Task statement —
Copy out every line of the data where the word "vagas" is found.

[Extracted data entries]

------------------------------------------------------------

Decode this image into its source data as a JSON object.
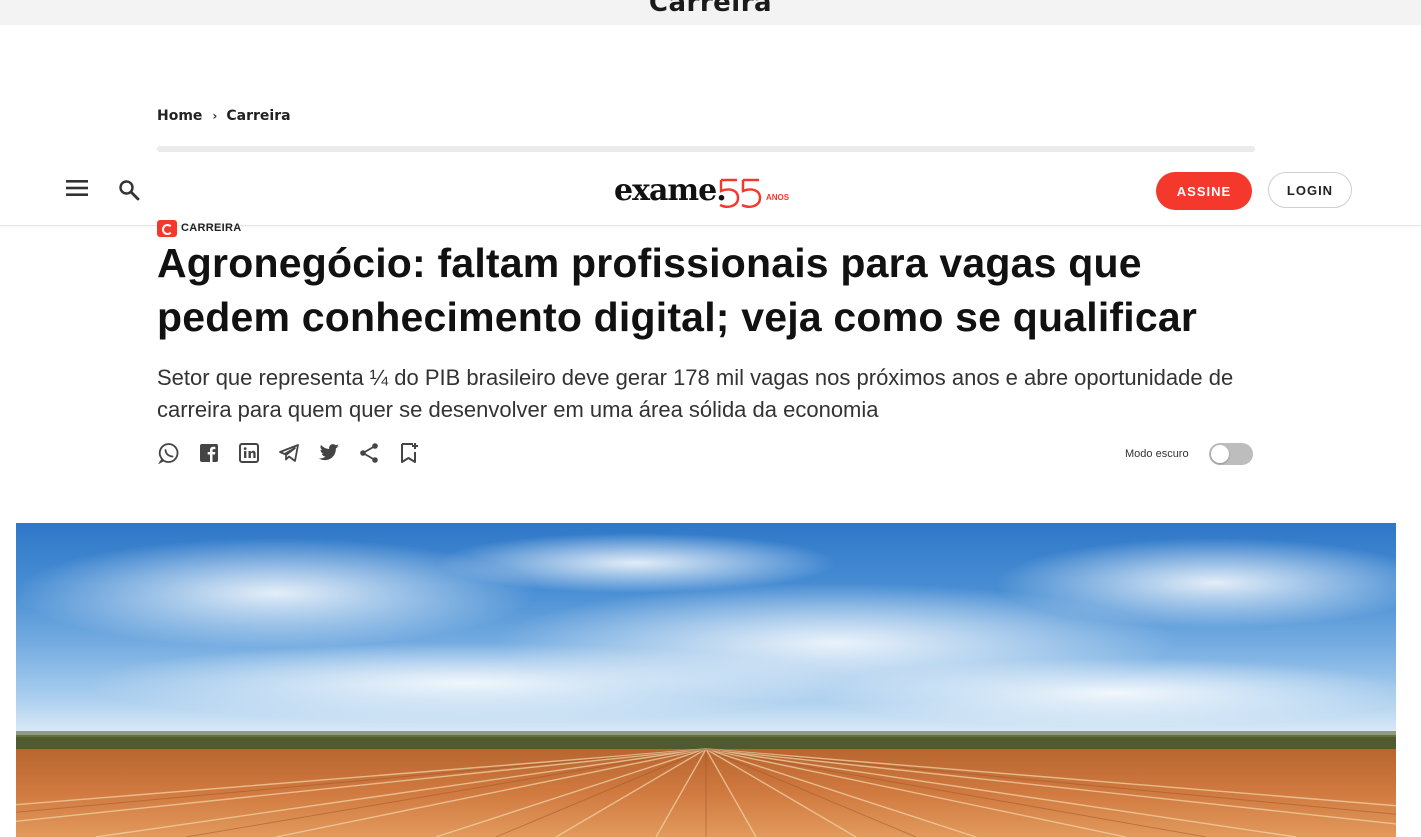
{
  "top_banner": {
    "title": "Carreira"
  },
  "breadcrumb": {
    "items": [
      "Home",
      "Carreira"
    ]
  },
  "header": {
    "logo_text": "exame.",
    "logo_badge": "ANOS",
    "subscribe_label": "ASSINE",
    "login_label": "LOGIN"
  },
  "article": {
    "category": "CARREIRA",
    "headline": "Agronegócio: faltam profissionais para vagas que pedem conhecimento digital; veja como se qualificar",
    "subtitle": "Setor que representa ¼ do PIB brasileiro deve gerar 178 mil vagas nos próximos anos e abre oportunidade de carreira para quem quer se desenvolver em uma área sólida da economia"
  },
  "share_icons": [
    "whatsapp-icon",
    "facebook-icon",
    "linkedin-icon",
    "telegram-icon",
    "twitter-icon",
    "share-icon",
    "bookmark-icon"
  ],
  "dark_mode": {
    "label": "Modo escuro",
    "enabled": false
  },
  "colors": {
    "accent": "#f4382b",
    "text": "#111111",
    "sky": "#4a8fd4",
    "soil": "#c8703c"
  }
}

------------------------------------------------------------

Exercise output —
    "headline": "Agronegócio: faltam profissionais para vagas que pedem conhecimento digital; veja como se qualificar",
    "subtitle": "Setor que representa ¼ do PIB brasileiro deve gerar 178 mil vagas nos próximos anos e abre oportunidade de carreira para quem quer se desenvolver em uma área sólida da economia"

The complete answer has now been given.